According to a news release from the Technical University Munich, diagnosing MS is difficult even for veteran neurologists. This disease has numerous symptoms and seldom shows a consistent clinical picture. However, new findings on the immune response involved in MS could now help enhance the diagnosis of this debilitating disease.
The National Multiple Sclerosis Society notes that MS is a chronic disease that attacks the central nervous system, which is comprised of the brain, spinal cord and optic nerves. Symptoms range from mild, numbness in the limbs, to severe, paralysis or loss of vision.
Researchers examining the blood of MS patients have found antibodies that attack a specific potassium channel in the cell membrane. Potassium channels have a significant role in relating impulses to muscle and nerve cells. These processes, researchers say, are frustrated in MS patients.
“We found this autoantibody in almost half of the MS patients in our study,” says Bernhard Hemmer, Professor of Neurology at Technical University Munich.
According to the researchers, the biomarker was not present in healthy patients. The results imply that KIR4.1, the potassium channel that the antibody bonds with, is one of the targets of the autoimmune response in MS. People without the KIR4.1 channel deal with neurological failure and cannot coordinate their motions properly. In addition, their bodies do not produce satisfactory quantities of myelin, a layer of insulation that safeguards the nerve cells.
The researchers plan on conducting follow-up studies into how KIR4.1 antibodies influence the development of MS. “This autoantibody could improve diagnosis of MS and help us differentiate it more clearly from other neurological diseases,” adds Hemmer.
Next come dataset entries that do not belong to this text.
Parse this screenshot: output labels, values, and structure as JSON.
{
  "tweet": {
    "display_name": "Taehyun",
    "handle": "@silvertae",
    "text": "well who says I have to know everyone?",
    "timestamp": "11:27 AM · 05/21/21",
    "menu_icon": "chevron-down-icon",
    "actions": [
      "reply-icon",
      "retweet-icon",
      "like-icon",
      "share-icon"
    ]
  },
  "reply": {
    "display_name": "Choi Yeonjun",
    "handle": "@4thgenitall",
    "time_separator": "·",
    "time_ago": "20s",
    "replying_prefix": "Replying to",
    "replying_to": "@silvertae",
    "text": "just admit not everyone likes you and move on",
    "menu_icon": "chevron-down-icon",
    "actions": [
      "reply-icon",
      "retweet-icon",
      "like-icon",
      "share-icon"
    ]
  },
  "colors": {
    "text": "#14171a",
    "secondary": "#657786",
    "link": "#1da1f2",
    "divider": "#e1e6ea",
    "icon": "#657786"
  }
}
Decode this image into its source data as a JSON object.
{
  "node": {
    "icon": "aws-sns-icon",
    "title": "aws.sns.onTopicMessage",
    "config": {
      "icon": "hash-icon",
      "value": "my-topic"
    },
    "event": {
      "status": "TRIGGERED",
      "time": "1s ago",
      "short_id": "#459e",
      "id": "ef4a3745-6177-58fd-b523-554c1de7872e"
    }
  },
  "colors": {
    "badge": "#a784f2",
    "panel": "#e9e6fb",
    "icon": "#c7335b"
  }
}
The findings are described in greater detail in the New England Journal of Medicine.